Articles ATTACHED BELOW
- Brenner, Joel F. “Eyes Wide Shut: The Growing Threat of Cyber Attacks on Industrial Control Systems.” Bulletin of the Atomic Scientists. 69.5 (2013): 15-20.
- Alexander, Keith B, Emily Goldman, and Michael Warner. “Defending America in Cyberspace.” National Interest. 128 (2013): 18-24.
- Filshtinskiy, Stas. “Cybercrime, Cyberweapons, Cyber Wars: Is There Too Much of it in the Air?” Communications of the ACM. 56.6 (2013): 28-30.
- Perez, Sarah. “Facebook Graph Search Didn’t Break Your Privacy Settings, It Only Feels Like That.” http://techcrunch.com/2013/02/04/facebook-graph-search-didnt-break-your-privacy-settings-it-only-feels-like-that/
- Landler, Mark and Sussman, Dalia. “Poll Finds Strong Acceptance for Public Surveillance.” New York Timeshttp://www.nytimes.com/2013/05/01/us/poll-finds-strong-acceptance-for-public-surveillance.html?adxnnl=1&adxnnlx=1384263517-TboyvCGPdbFqHzRnnFz3Ig&_r=0
Documentation systems can be very complex—involving elaborate footnotes at the bottom of each page—or simple. For this course a simple documentation system will suffice.
The two main systems of documentation used in American scholarship are the MLA (Modern Language Association) system, used in most humanities areas, and the APA (American Psychological Association) system, used in most social and behavioral sciences. They differ a little in typography. Some of the science areas also have specialized systems. The examples given in this document are inMLA style, although you may choose to useAPA style if you wish. On the important issues of when and where to document, all the systems agree.
Here are the rules:
- Direct (word-for-word) quotations from sources must be placed in quotation marks. If the quotation is very long (three lines or more), start it on a new line, indented from both left and right margins, and single spaced; quotation marks should not be used.

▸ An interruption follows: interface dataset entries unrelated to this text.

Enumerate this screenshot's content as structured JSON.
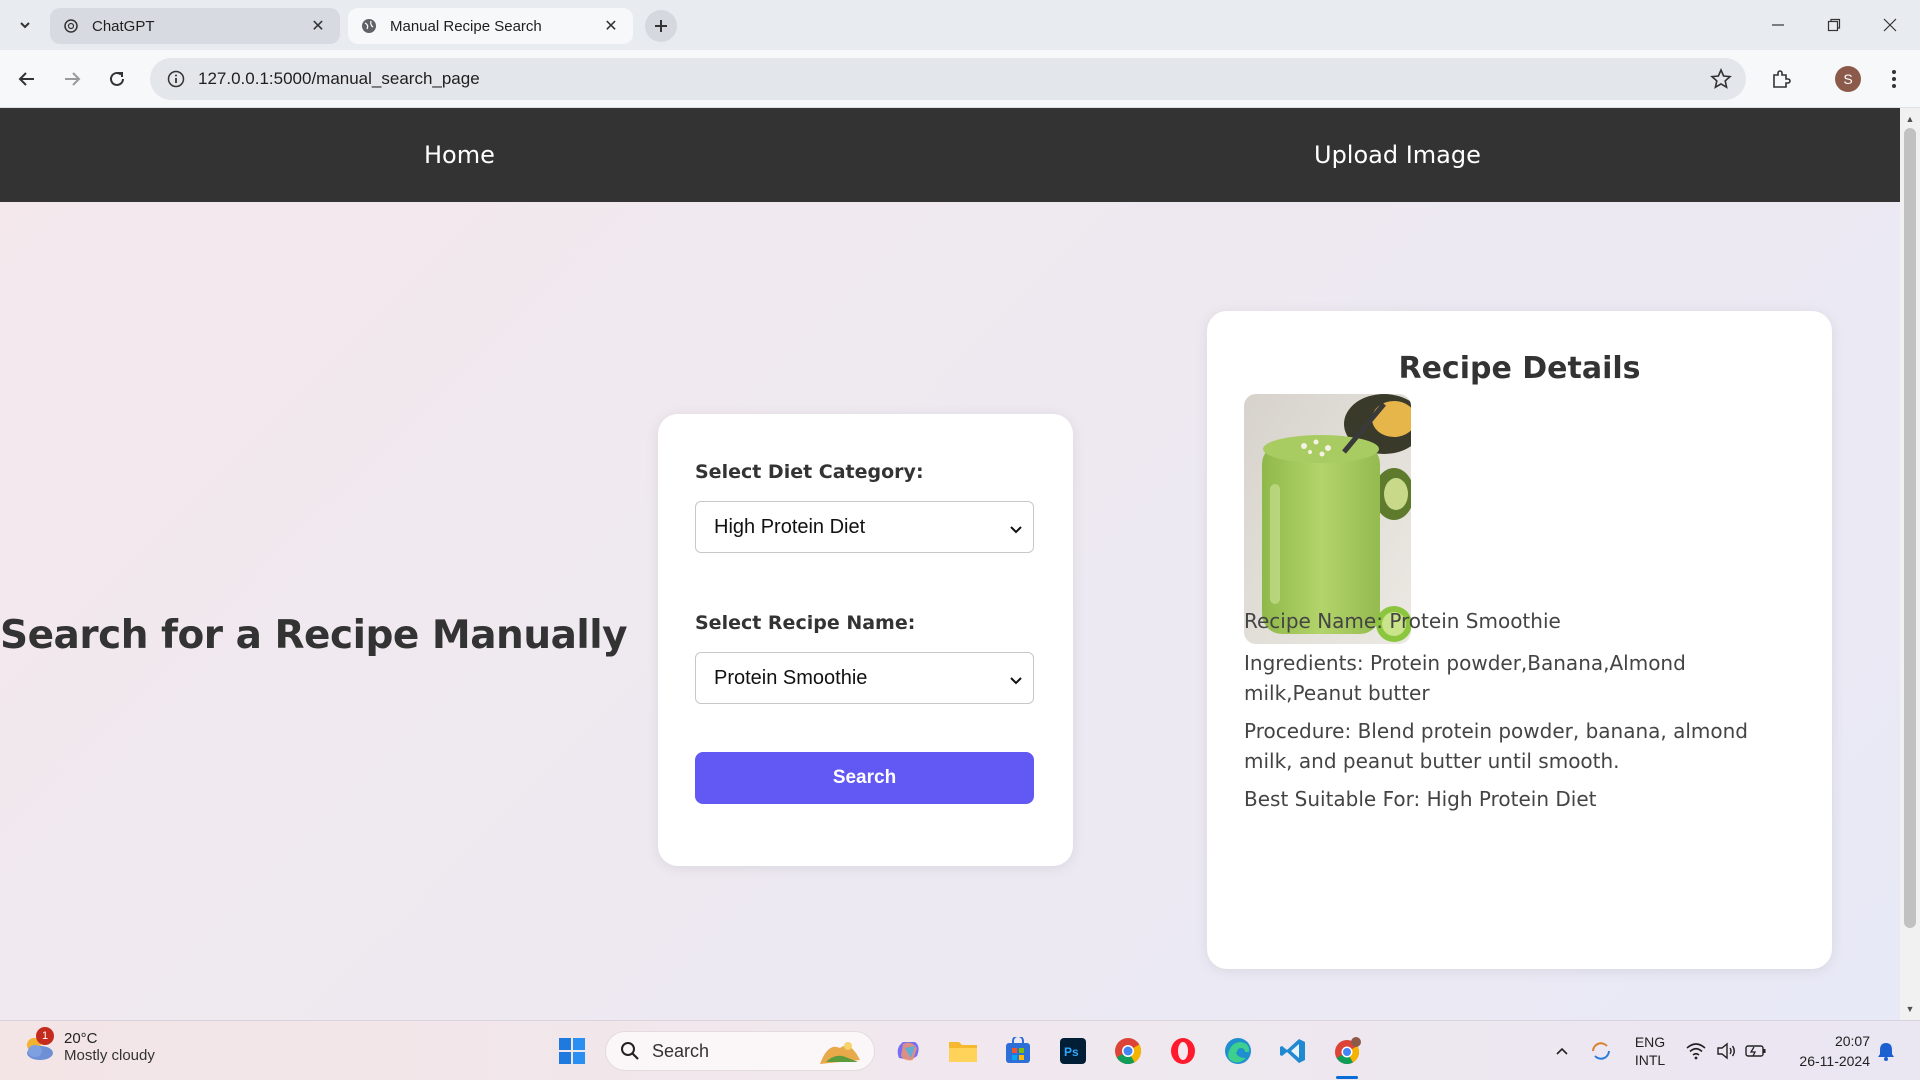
{
  "browser": {
    "tabs": [
      {
        "title": "ChatGPT",
        "active": false
      },
      {
        "title": "Manual Recipe Search",
        "active": true
      }
    ],
    "url": "127.0.0.1:5000/manual_search_page",
    "profile_initial": "S"
  },
  "nav": {
    "home": "Home",
    "upload": "Upload Image"
  },
  "page": {
    "heading": "Search for a Recipe Manually"
  },
  "form": {
    "diet_label": "Select Diet Category:",
    "diet_value": "High Protein Diet",
    "recipe_label": "Select Recipe Name:",
    "recipe_value": "Protein Smoothie",
    "search_button": "Search"
  },
  "details": {
    "title": "Recipe Details",
    "name_line": "Recipe Name: Protein Smoothie",
    "ingredients_line": "Ingredients: Protein powder,Banana,Almond milk,Peanut butter",
    "procedure_line": "Procedure: Blend protein powder, banana, almond milk, and peanut butter until smooth.",
    "suitable_line": "Best Suitable For: High Protein Diet"
  },
  "taskbar": {
    "weather_temp": "20°C",
    "weather_cond": "Mostly cloudy",
    "weather_badge": "1",
    "search_placeholder": "Search",
    "lang_top": "ENG",
    "lang_bottom": "INTL",
    "time": "20:07",
    "date": "26-11-2024"
  },
  "colors": {
    "nav_bg": "#333333",
    "button": "#6258f3"
  }
}
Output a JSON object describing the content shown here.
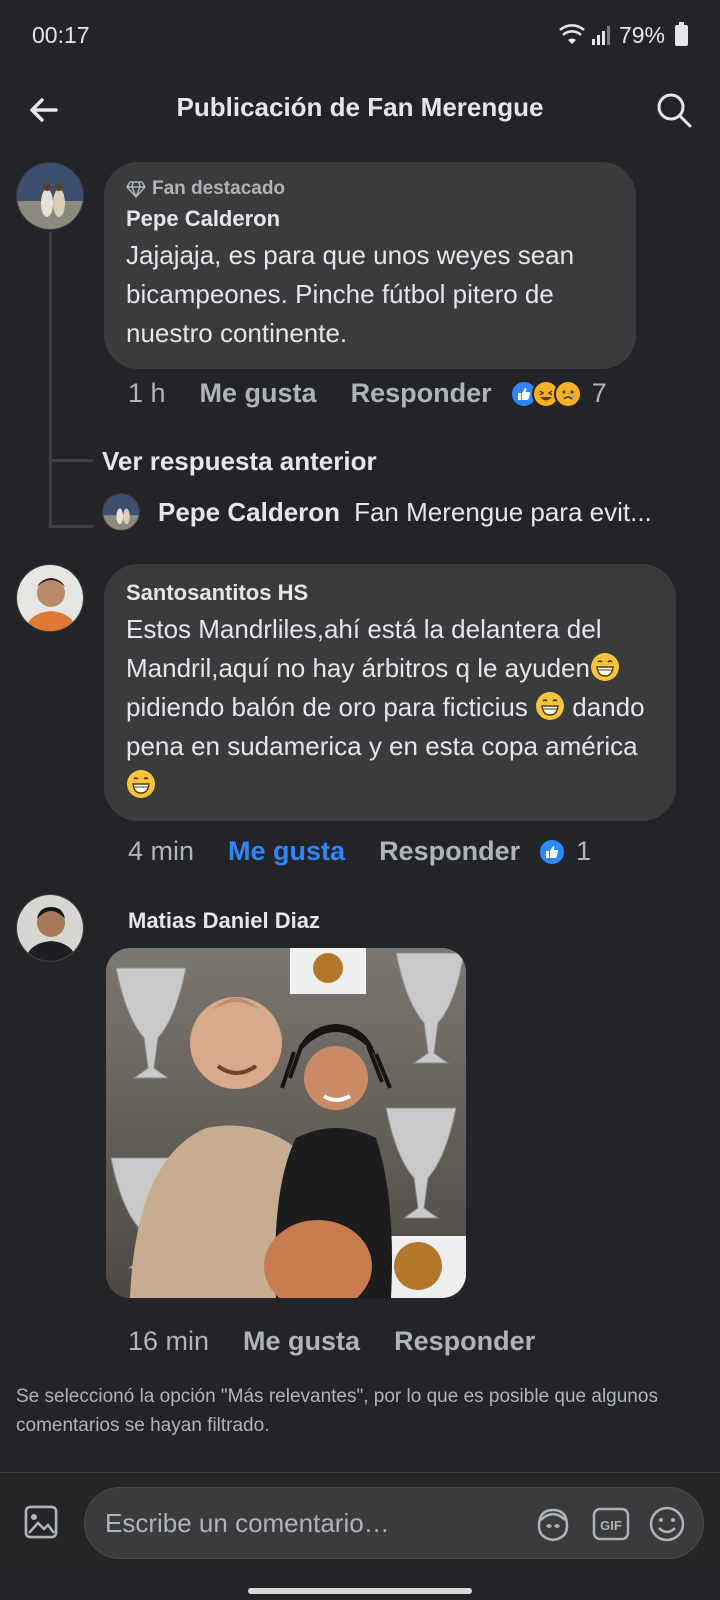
{
  "status_bar": {
    "time": "00:17",
    "battery": "79%"
  },
  "header": {
    "title": "Publicación de Fan Merengue"
  },
  "comments": [
    {
      "badge": "Fan destacado",
      "author": "Pepe Calderon",
      "text": "Jajajaja, es para que unos weyes sean bicampeones. Pinche fútbol pitero de nuestro continente.",
      "time": "1 h",
      "like_label": "Me gusta",
      "reply_label": "Responder",
      "reactions": [
        "like-icon",
        "haha-icon",
        "sad-icon"
      ],
      "reaction_count": "7"
    },
    {
      "author": "Santosantitos HS",
      "text_parts": [
        "Estos Mandrliles,ahí está la delantera del Mandril,aquí no hay árbitros q le ayuden",
        "pidiendo balón de oro para ficticius ",
        " dando pena en sudamerica y en esta copa américa "
      ],
      "time": "4 min",
      "like_label": "Me gusta",
      "reply_label": "Responder",
      "reactions": [
        "like-icon"
      ],
      "reaction_count": "1"
    },
    {
      "author": "Matias Daniel Diaz",
      "time": "16 min",
      "like_label": "Me gusta",
      "reply_label": "Responder"
    }
  ],
  "thread": {
    "view_previous": "Ver respuesta anterior",
    "reply_author": "Pepe Calderon",
    "reply_snippet": "Fan Merengue para evit..."
  },
  "filter_note": "Se seleccionó la opción \"Más relevantes\", por lo que es posible que algunos comentarios se hayan filtrado.",
  "composer": {
    "placeholder": "Escribe un comentario…",
    "gif_label": "GIF"
  },
  "colors": {
    "background": "#232427",
    "bubble": "#3a3b3d",
    "accent": "#2d88ff",
    "muted": "#b0b3b8"
  }
}
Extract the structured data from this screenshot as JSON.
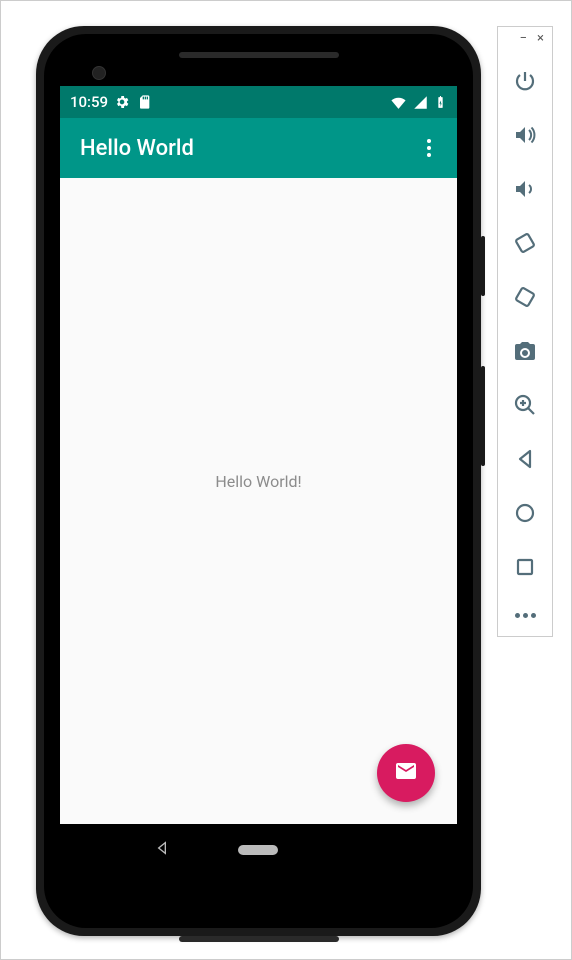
{
  "status_bar": {
    "time": "10:59",
    "icons_left": [
      "gear-icon",
      "sd-card-icon"
    ],
    "icons_right": [
      "wifi-icon",
      "signal-icon",
      "battery-charging-icon"
    ]
  },
  "app_bar": {
    "title": "Hello World"
  },
  "content": {
    "text": "Hello World!"
  },
  "fab": {
    "icon": "mail-icon"
  },
  "nav_bar": {
    "back": "back",
    "home": "home"
  },
  "emulator_toolbar": {
    "minimize": "−",
    "close": "×",
    "buttons": [
      "power-icon",
      "volume-up-icon",
      "volume-down-icon",
      "rotate-left-icon",
      "rotate-right-icon",
      "camera-icon",
      "zoom-in-icon",
      "nav-back-icon",
      "nav-home-icon",
      "nav-overview-icon"
    ],
    "more": "more-icon"
  },
  "colors": {
    "primary": "#009688",
    "primaryDark": "#00796b",
    "accent": "#d81b60",
    "toolIcon": "#546e7a"
  }
}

- Follow every quotation with a note in parentheses that, for print sources (whether hard copy or electronic copy), gives the last name of the author and the page number. For example: (Smith 142). If there is no author, use a short form of the title of the article, journal, or book.
- For sources obtained from a Web page, cite a short form of the author or article, as for print sources. No page number is needed. If you have only a URL, cite a short form with sufficient detail to identify it from your reference list. For example: (osha.gov). The full URL and retrieval date will still be needed in the reference list, as explained below.
- A similar note should follow all indirect or paraphrased quotations, even though you do not use quotation marks. Your wording should clearly indicate what material is from the source.
- At the end of the paper, a bibliography (list of references or works cited) should list all the sources used in the paper.
- The entries of print sources are listed in alphabetical order by author (last name, first name) and include the title of the article (in quotes), the title of the book or journal (in italics), the publisher of the book, and the date of publication.
- The entries for Web page sources are listed in alphabetical order by author (last name, first name)—if known—or the title of the Web page—if the author is unknown—followed by an indication of whether the site is a home page, online posting, etc.; name of any institution or organization sponsoring or associated with the Web site; followed by the date when you accessed the site; and ending with the URL of the source in angle brackets. For example:
“U.S. Department of Labor’s OSHA Forms Alliance to Reduce Injuries and Illnesses in Maritime Industry.” Region 4 News Release: 09-553-ATL (130). U.S Department of Labor. January 22, 2013. <http://www.osha.gov/pls/oshaweb/owadisp.show_document?p_table=NEWS_RELEASES&p_id=17954>.